angrajazz 2017 [day 4] -  terceira island, azores, portugal, oct 7

  • photography by © Clara Pereira / text by Filipe Freitas


The last day opened with the Cuban singer/violinist Yilian Cañizares, whose quintet features Daniel Stawinski on piano, David Brito on contrabass, Inor Sotolongo on percussion, and Cyril Regamey on drums and percussion.
The positive energy, noble socio-political intentions, and musical generosity of the bandleader were totally recognized, yet the music, inhabiting a more accessible corner of the jazz spectrum, didn’t have a significant impact on me.
Mostly drawing from her 2014 album, Invocación, and embracing a somewhat saccharine, mellow tone, Ms. Cañizares warmed the public with “Cancion de Cuña Para Dormir a un Negrito”, a tune based on the known poem by Cuban Luis Carbonell, “Donde Hay Amor”, a love song dedicated to her late grandfather, “Iya Mi”, a faded Latin pop exercise sung in Yoruba, and “Mapucha”, an anti-sexism tune featuring a zealous percussion juncture.
Despite the talented musicians, I noticed a lack of peak moments and emotional crescendos throughout the performance, a fact that didn’t hamper a myriad of enthusiasts from cheering vehemently.
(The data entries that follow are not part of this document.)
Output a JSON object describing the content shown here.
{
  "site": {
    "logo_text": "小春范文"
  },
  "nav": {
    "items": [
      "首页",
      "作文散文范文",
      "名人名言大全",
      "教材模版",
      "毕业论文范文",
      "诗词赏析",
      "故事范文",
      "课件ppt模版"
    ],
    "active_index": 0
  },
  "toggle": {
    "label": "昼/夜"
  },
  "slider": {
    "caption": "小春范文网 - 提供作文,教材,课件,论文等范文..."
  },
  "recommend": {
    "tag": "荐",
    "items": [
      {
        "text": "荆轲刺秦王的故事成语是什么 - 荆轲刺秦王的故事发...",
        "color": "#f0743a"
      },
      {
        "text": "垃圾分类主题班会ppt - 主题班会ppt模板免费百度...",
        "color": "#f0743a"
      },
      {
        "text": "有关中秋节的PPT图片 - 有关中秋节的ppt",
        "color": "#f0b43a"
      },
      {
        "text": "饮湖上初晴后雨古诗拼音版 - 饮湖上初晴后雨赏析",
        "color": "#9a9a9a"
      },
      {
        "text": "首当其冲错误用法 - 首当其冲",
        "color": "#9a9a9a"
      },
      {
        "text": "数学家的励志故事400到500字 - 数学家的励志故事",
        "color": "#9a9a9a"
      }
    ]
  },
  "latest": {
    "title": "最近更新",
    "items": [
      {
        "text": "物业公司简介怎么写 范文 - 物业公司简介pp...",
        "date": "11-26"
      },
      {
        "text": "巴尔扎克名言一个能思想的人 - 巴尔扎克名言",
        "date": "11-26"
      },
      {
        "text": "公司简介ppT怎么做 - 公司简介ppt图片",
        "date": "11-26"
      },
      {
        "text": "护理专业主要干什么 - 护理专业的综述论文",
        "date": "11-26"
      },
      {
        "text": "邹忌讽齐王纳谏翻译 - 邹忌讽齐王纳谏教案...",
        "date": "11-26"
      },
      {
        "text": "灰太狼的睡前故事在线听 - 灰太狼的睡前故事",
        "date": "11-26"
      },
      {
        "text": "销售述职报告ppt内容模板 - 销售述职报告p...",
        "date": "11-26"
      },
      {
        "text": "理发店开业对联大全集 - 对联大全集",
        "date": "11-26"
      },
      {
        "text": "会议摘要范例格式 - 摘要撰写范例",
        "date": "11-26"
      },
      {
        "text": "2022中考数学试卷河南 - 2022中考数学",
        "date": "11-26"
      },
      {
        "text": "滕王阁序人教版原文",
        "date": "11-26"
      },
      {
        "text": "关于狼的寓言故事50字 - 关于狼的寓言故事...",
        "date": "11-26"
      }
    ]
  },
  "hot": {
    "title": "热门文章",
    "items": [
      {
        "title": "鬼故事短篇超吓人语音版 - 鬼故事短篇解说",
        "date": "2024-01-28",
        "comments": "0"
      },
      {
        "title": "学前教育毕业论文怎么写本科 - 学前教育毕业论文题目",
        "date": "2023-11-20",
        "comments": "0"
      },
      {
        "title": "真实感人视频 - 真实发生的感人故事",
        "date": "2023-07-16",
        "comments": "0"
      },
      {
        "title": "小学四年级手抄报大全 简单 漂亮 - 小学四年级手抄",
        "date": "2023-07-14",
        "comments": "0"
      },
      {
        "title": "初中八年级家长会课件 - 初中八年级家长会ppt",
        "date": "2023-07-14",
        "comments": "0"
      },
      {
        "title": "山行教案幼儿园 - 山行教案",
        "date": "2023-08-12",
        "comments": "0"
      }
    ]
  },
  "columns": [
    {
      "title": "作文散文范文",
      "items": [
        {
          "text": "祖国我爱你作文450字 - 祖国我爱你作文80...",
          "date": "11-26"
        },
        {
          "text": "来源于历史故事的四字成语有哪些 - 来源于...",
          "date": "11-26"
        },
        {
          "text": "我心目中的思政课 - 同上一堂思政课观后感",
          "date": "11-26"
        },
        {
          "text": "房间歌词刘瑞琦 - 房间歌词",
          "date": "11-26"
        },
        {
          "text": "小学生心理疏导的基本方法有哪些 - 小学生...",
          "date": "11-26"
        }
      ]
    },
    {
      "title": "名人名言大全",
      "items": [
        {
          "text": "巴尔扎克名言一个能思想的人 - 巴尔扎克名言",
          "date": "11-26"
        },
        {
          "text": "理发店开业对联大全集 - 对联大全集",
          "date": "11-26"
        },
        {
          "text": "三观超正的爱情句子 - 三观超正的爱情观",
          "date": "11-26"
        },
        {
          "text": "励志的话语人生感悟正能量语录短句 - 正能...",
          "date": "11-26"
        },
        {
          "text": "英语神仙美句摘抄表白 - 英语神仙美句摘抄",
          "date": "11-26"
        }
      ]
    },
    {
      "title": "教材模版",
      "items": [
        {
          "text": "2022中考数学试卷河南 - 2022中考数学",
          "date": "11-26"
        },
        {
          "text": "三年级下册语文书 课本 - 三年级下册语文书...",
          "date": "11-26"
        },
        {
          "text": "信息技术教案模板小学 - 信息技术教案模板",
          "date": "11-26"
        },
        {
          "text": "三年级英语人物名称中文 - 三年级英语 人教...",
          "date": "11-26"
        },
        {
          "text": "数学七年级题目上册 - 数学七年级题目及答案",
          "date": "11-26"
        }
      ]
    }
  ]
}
Closing the festival in a memorable way, the Jon Irabagon Quartet delighted the ones searching for strong emotions with tunes from the albums Behind the Sky and the upcoming Dr. Quixotic’s Traveling Exotics (due out early next year), as well as a couple of takes on American jazz classics.
Backed by consolidated artists such as pianist Luis Perdomo, bassist Yasushi Nakamura, and drummer Rudy Royston, Irabagon plunged into different jazz currents with the usual expansive posture and that incredible kicking sound that once was part of Chicago, and now often colors the New York jazz venues.
They kicked in with “One Wish”, a melodious combination of soulful post-bop artistry and pop balladry that naturally evolved into swinging motion during the section reserved for improvisation.
On “Sprites”, after the staggering and occasionally polyphonic sax intro, we found the musicians responding to one another until Irabagon’s romping solo has been placed over the half-step minor chord changes of “Impressions”. Following the extrovert spontaneity of the bandleader, Royston explored drum sounds with unrestrained inspiration.
A brand new jazz funk piece entitled “Emotional Physics” brought an effervescent “All The Things You Are” attached on its wings, while the ballad “Music Box Song” cooled down the room with its softer rhythmic constitution, but offered up, in turn, a fantastic bass solo filled with expressive slides and constructive plucks. 
The quartet closed the 19th AngraJazz with “The Cost of Modern Living”, a dancing piece where the soul-jazz of Eddie Harris meets the Latin impulses of Joe Henderson. It was noticeable how Nakamura and Royston were having fun, especially after doubling the tempo to accommodate Perdomo’s solo. From behind the drum kit, Royston engendered another colossal intervention for a majestic finale. 
Everyone seemed euphoric and touched by the quartet’s modernistic charms.

Being my first time attending the festival, I was well impressed with the fantastic organization, the quality of the selected lineup, and the attentiveness of an enthusiastic audience that encompassed people of all ages.